“He’s playing great. I know him. He’s a good friend, great guy. So happy for him that he’s in the final. He deserve it. He’s playing better and better every year. He’s serving unbelievable. He’s hitting the ball very strong from the baseline. Very, very quick. Is very difficult to play against him today. I know will be a very, very tough match. If I am not able to play my best, I think I will not have chances because he’s coming to this match with a lot of victories and playing great.”

Stanislas Wawrinka defeated the Czech Republic’s Thomas Berdych in the round-of-four after knocking out defending champion Novak Djokovic in the quarter-finals.

Although he’s disappointed he won’t be playing in an all-Swiss final, Wawrinka says he’s looking forward to battling it out on court with his good friend.

“Yeah, for sure it will have been amazing to play Roger in the final, to have an all-Swiss final. But watch the match. I’m happy to play Rafa, you know. He’s a really good friend. We practice a lot together. He’s amazing champion. So it’s going to be a great final for sure to play him.”

 The 28-year-old says he’s feeling confident going into the final.

“Again, I’m playing my best tennis here; physically I’m ready. I had two days off, so that’s perfect for me before final. Going to try everything. Before to beat Djokovic was the same. I was losing 13, 14 times before that. Just the fact that I’m always trying and I always think that I can change all the statistic,that’s positive.”

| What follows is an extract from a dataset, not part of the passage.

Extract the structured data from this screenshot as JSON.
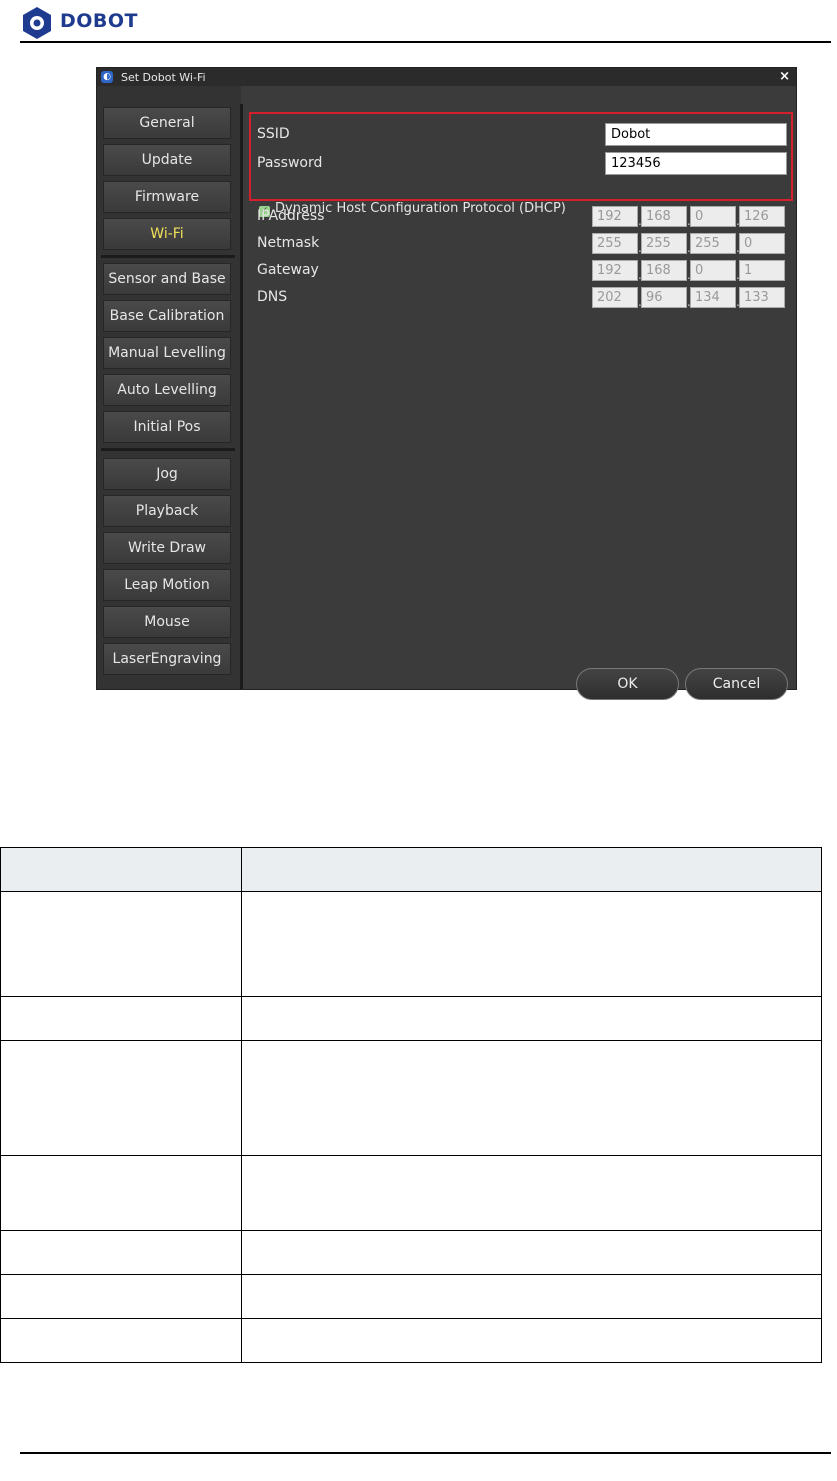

Although Nadal comes into the match as the dominant favourite, it’s feared blisters he sustained on his serving hand earlier in the tournament could play to Wawrinka’s advantage.

During his semi-final match with Federer, Nadal requested a medical time out to treat his hand.

But he says he doesn’t see it being an issue come Sunday.

“But the blister is good. Is not bad. Looks better every day. We are doing the right things. Blister today is not a problem any more for normal life. Is not painful. Problem is to play tennis. The only problem is the position of the blister, the place. Because if is in another place, I will no have problem because I don’t feel pain today. Problem is to cover that blister in the position where that is.”

Nadal is hoping to win his 14th grand slam title and equal American Pete Sampras on the list of all time Grand Slam holders. 

The 27-year-old is currently third behind Sampras, and Roger Federer who holds the most Grand Slam titles at 17.

Sampras, meanwhile, is in Melbourne to present the winner’s trophy at Sunday’s men’s final.

Reflecting on the way tennis is played today, Sampras lamented what he described as the lost art of serve-and volley-tennis.

The 14-time Grand Slam champion was the master of the serve-volley combination, and says tennis has changed substantially since he retired after winning the 2002 U-S Open.

“The game certainly has changed the last 10 years. The serve-and-volley tennis is a lost art. No one is really doing it. Everyone is staying back and hitting the crap out of the ball, which is fun to watch. You look at Wimbledon these days. It is one-dimensional. It’s just the nature of technology, maybe the nature of how everyone is growing up with technology. They’re used to not having to volley, serve and volley. It takes time. It doesn’t happen overnight.”

Regardless of Sunday’s outcome, Rafael Nadal will still occupy the men’s number one position when the A-T-P rankings are published on Monday (27/1). 

Wawrinka will have climbed to a career-high ranking of men’s world number five by making the final, and will be world number 3 should he win the title.